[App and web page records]
- Opening Delimiter -

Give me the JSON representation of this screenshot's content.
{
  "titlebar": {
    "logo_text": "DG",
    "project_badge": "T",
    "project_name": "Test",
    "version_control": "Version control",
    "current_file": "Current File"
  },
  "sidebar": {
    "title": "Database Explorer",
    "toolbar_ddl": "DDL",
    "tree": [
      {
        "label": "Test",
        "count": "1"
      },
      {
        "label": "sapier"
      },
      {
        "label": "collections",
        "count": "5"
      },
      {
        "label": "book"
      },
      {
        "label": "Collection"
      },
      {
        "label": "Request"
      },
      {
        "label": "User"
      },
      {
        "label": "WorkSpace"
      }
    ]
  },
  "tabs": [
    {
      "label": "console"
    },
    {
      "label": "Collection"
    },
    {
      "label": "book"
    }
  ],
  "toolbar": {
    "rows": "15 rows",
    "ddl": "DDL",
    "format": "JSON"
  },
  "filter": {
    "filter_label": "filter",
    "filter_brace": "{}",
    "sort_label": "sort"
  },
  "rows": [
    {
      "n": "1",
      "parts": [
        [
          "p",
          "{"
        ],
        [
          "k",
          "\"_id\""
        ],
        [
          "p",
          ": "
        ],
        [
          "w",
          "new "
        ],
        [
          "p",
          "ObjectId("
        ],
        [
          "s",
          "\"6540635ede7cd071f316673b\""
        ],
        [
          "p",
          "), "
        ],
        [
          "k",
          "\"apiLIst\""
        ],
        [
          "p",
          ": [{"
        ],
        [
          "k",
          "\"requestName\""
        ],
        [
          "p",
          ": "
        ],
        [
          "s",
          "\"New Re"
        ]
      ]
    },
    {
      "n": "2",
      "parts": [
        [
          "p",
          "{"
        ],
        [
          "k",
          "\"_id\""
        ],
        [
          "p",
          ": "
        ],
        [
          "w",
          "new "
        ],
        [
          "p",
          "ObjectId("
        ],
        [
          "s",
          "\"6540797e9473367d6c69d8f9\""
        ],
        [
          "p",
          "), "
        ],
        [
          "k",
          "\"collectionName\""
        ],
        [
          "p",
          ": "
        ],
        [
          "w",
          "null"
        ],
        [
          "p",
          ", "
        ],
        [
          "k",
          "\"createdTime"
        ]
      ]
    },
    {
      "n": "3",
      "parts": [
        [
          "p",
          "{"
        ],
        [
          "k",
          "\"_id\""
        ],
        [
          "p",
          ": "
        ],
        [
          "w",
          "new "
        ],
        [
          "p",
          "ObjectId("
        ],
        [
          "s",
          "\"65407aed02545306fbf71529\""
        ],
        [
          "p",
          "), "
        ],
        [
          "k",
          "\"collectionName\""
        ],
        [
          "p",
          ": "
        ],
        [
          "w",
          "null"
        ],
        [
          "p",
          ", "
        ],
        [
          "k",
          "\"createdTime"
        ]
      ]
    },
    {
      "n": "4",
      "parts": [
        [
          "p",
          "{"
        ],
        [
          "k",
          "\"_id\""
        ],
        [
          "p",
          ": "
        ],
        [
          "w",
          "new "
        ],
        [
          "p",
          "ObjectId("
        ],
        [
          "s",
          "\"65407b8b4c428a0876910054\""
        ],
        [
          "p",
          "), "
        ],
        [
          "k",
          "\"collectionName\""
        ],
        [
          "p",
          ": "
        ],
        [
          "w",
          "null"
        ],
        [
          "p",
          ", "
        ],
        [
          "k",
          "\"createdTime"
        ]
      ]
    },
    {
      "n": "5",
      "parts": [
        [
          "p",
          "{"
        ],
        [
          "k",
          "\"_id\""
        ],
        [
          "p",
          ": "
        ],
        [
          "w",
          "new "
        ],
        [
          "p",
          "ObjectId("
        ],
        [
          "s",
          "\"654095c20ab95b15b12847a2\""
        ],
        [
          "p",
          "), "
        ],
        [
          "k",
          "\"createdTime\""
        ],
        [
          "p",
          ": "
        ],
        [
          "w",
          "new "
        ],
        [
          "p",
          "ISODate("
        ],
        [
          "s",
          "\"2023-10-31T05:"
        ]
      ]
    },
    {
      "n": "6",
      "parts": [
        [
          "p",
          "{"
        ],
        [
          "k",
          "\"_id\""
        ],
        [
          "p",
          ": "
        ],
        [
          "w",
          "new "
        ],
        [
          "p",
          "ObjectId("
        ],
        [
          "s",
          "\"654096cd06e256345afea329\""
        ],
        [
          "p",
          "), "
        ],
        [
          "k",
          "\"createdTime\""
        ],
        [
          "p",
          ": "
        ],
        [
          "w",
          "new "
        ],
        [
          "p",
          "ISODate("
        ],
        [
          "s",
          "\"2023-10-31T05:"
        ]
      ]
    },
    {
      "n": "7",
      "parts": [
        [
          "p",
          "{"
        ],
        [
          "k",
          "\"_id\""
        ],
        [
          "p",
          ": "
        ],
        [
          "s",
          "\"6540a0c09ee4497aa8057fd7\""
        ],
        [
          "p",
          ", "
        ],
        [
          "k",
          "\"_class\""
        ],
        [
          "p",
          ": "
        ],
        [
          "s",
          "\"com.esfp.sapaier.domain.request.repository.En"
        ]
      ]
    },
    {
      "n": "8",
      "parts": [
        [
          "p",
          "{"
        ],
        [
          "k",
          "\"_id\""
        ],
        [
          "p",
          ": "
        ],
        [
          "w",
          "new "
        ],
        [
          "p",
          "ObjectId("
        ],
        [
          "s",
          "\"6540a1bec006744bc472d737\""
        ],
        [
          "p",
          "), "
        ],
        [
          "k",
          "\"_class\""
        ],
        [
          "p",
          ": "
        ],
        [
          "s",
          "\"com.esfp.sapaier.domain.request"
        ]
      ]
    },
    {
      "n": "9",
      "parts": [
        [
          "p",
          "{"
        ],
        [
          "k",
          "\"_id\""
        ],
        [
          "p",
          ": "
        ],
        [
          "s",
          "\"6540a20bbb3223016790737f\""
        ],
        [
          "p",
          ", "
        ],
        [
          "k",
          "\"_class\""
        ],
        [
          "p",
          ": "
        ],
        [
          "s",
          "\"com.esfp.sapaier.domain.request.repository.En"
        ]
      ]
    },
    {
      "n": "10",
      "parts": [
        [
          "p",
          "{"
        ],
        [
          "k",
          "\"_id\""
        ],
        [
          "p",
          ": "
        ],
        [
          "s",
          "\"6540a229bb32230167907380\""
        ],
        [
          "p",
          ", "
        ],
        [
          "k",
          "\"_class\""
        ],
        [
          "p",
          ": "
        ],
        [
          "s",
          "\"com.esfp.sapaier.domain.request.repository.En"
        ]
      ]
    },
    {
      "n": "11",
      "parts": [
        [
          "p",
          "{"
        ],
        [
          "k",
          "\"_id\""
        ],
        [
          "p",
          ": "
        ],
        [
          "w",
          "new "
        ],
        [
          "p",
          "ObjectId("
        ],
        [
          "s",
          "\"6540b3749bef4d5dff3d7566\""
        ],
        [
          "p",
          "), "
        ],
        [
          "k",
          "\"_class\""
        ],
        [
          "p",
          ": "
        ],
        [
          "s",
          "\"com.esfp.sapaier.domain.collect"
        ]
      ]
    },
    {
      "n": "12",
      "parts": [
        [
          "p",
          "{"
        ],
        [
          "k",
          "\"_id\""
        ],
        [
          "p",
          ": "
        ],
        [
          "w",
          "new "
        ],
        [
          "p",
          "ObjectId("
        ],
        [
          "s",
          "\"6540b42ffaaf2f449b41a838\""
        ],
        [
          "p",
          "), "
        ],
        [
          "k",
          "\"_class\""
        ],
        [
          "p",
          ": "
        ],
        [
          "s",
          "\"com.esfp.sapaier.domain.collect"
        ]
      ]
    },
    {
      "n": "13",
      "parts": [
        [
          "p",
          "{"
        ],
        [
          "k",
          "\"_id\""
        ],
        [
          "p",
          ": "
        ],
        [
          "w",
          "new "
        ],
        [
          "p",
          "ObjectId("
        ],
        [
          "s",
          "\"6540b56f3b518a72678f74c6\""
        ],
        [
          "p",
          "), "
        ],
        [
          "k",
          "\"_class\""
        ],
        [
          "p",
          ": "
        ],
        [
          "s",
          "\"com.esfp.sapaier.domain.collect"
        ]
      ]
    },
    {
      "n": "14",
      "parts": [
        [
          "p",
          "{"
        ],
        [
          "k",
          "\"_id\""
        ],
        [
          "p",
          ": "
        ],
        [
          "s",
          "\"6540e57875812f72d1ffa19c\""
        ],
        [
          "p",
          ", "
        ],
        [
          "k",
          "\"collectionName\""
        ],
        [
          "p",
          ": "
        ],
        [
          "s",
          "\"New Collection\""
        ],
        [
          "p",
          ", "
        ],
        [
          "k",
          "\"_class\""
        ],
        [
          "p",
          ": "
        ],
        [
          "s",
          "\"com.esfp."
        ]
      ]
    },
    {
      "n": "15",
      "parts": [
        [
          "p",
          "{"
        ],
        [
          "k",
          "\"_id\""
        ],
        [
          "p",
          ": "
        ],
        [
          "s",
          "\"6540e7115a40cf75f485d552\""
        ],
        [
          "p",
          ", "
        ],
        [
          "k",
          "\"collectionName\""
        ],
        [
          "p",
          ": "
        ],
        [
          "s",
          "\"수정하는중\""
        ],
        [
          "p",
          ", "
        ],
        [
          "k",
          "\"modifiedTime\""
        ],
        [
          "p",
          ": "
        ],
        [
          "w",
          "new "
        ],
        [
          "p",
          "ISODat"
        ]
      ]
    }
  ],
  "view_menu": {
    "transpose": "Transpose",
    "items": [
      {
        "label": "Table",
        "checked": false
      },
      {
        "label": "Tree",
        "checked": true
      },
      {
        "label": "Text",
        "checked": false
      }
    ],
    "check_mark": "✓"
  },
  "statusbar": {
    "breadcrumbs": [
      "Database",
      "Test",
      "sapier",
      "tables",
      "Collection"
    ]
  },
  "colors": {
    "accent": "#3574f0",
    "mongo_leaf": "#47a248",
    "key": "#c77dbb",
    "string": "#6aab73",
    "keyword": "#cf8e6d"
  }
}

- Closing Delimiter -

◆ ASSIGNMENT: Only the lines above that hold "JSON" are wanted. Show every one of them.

◆ RESULT OF THIS TASK:
Give me the JSON representation of this screenshot's content.
    "format": "JSON"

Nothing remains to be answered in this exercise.